**DIRECTIONS**. Please reproduce the records, omitting nothing and changing nothing.
--- --- ---
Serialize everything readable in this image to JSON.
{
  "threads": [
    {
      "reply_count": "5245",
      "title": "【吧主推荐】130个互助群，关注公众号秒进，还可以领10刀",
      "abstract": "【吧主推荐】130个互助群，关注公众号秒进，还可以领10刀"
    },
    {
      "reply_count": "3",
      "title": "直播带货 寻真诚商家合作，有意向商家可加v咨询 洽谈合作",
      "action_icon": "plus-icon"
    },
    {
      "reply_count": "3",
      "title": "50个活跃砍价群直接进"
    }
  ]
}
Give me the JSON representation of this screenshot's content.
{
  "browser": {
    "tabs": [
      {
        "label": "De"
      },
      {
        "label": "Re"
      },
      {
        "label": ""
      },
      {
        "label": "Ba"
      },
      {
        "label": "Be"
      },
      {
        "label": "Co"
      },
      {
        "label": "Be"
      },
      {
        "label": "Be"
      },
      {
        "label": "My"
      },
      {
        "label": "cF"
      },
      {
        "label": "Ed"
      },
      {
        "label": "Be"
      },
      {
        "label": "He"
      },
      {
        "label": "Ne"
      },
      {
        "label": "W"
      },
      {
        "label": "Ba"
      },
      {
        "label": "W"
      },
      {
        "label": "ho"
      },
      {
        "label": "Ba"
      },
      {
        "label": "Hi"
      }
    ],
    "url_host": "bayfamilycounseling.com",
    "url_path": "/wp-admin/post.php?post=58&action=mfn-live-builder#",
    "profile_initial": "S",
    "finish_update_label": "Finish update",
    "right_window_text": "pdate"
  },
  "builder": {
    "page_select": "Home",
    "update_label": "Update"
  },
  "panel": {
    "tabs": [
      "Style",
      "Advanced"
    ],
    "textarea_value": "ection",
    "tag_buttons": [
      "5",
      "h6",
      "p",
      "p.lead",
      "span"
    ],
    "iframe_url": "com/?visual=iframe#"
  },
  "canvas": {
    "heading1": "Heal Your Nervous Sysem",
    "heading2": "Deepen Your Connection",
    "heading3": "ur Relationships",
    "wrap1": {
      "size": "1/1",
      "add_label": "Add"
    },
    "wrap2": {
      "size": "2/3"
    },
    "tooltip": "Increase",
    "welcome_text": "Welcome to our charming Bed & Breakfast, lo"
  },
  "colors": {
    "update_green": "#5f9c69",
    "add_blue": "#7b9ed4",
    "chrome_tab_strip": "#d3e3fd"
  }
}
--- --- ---
**TASK RESULT**.
Serialize everything readable in this image to JSON.
{
  "threads": [
    {
      "reply_count": "5245",
      "title": "【吧主推荐】130个互助群，关注公众号秒进，还可以领10刀",
      "abstract": "【吧主推荐】130个互助群，关注公众号秒进，还可以领10刀"
    },
    {
      "reply_count": "3",
      "title": "直播带货 寻真诚商家合作，有意向商家可加v咨询 洽谈合作",
      "action_icon": "plus-icon"
    },
    {
      "reply_count": "3",
      "title": "50个活跃砍价群直接进"
    }
  ]
}
Give me the JSON representation of this screenshot's content.
{
  "browser": {
    "tabs": [
      {
        "label": "De"
      },
      {
        "label": "Re"
      },
      {
        "label": ""
      },
      {
        "label": "Ba"
      },
      {
        "label": "Be"
      },
      {
        "label": "Co"
      },
      {
        "label": "Be"
      },
      {
        "label": "Be"
      },
      {
        "label": "My"
      },
      {
        "label": "cF"
      },
      {
        "label": "Ed"
      },
      {
        "label": "Be"
      },
      {
        "label": "He"
      },
      {
        "label": "Ne"
      },
      {
        "label": "W"
      },
      {
        "label": "Ba"
      },
      {
        "label": "W"
      },
      {
        "label": "ho"
      },
      {
        "label": "Ba"
      },
      {
        "label": "Hi"
      }
    ],
    "url_host": "bayfamilycounseling.com",
    "url_path": "/wp-admin/post.php?post=58&action=mfn-live-builder#",
    "profile_initial": "S",
    "finish_update_label": "Finish update",
    "right_window_text": "pdate"
  },
  "builder": {
    "page_select": "Home",
    "update_label": "Update"
  },
  "panel": {
    "tabs": [
      "Style",
      "Advanced"
    ],
    "textarea_value": "ection",
    "tag_buttons": [
      "5",
      "h6",
      "p",
      "p.lead",
      "span"
    ],
    "iframe_url": "com/?visual=iframe#"
  },
  "canvas": {
    "heading1": "Heal Your Nervous Sysem",
    "heading2": "Deepen Your Connection",
    "heading3": "ur Relationships",
    "wrap1": {
      "size": "1/1",
      "add_label": "Add"
    },
    "wrap2": {
      "size": "2/3"
    },
    "tooltip": "Increase",
    "welcome_text": "Welcome to our charming Bed & Breakfast, lo"
  },
  "colors": {
    "update_green": "#5f9c69",
    "add_blue": "#7b9ed4",
    "chrome_tab_strip": "#d3e3fd"
  }
}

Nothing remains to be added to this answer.